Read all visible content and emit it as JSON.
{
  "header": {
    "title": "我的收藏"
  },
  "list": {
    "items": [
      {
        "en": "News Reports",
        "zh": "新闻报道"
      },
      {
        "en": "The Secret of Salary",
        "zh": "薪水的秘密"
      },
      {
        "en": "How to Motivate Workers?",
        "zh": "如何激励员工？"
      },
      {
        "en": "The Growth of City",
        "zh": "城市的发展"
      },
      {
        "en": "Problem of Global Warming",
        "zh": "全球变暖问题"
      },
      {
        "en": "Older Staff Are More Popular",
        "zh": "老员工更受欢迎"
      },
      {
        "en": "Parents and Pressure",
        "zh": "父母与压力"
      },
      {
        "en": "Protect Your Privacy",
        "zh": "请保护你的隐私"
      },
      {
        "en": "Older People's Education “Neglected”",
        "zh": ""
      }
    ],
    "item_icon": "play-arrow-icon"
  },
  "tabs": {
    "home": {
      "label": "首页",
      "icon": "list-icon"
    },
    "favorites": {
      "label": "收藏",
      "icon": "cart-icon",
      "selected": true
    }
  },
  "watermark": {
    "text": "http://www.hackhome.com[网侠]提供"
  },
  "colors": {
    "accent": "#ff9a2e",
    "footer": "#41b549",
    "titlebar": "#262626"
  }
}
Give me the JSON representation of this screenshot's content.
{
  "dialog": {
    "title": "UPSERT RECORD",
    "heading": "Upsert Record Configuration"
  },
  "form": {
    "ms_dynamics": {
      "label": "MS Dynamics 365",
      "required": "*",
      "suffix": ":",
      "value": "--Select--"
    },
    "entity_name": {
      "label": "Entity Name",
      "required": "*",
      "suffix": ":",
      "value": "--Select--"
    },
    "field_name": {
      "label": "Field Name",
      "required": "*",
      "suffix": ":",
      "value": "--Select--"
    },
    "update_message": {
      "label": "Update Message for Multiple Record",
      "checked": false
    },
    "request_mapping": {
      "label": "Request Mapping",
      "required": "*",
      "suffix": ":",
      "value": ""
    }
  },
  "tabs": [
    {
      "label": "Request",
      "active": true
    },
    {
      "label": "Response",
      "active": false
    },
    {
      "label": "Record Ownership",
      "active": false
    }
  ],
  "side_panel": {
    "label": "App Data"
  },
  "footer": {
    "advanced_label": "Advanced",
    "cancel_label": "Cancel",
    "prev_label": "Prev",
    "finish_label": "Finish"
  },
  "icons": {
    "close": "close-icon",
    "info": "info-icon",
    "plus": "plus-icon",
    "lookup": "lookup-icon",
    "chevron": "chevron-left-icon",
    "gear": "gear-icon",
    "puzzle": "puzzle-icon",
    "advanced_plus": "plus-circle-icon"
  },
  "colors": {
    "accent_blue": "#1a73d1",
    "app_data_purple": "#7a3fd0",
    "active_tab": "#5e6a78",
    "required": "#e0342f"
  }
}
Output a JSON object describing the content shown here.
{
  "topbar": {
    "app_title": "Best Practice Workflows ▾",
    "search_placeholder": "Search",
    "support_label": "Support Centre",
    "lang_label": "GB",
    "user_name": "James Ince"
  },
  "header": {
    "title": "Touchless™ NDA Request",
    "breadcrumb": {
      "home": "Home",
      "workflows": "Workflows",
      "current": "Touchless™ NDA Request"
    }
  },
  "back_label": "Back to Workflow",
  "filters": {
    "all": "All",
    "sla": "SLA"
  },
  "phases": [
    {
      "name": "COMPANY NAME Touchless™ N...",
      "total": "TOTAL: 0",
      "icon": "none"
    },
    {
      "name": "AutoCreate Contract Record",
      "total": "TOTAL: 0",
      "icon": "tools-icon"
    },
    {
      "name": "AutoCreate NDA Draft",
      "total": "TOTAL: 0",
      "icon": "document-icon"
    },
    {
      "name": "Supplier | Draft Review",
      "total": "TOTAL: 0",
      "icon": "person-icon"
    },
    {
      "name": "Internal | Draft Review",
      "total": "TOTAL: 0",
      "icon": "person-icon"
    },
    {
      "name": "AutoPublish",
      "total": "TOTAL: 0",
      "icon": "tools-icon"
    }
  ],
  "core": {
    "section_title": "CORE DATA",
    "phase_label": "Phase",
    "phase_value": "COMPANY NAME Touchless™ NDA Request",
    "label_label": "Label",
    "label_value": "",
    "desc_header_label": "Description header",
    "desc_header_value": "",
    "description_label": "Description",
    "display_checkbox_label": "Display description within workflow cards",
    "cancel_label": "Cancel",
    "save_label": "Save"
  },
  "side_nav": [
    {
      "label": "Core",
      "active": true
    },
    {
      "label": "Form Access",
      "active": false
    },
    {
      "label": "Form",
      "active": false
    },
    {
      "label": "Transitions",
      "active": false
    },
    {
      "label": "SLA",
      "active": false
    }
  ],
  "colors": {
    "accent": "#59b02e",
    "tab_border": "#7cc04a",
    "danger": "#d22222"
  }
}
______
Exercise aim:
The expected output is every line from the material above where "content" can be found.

Answer space:
Read all visible content and emit it as JSON.
Give me the JSON representation of this screenshot's content.
Output a JSON object describing the content shown here.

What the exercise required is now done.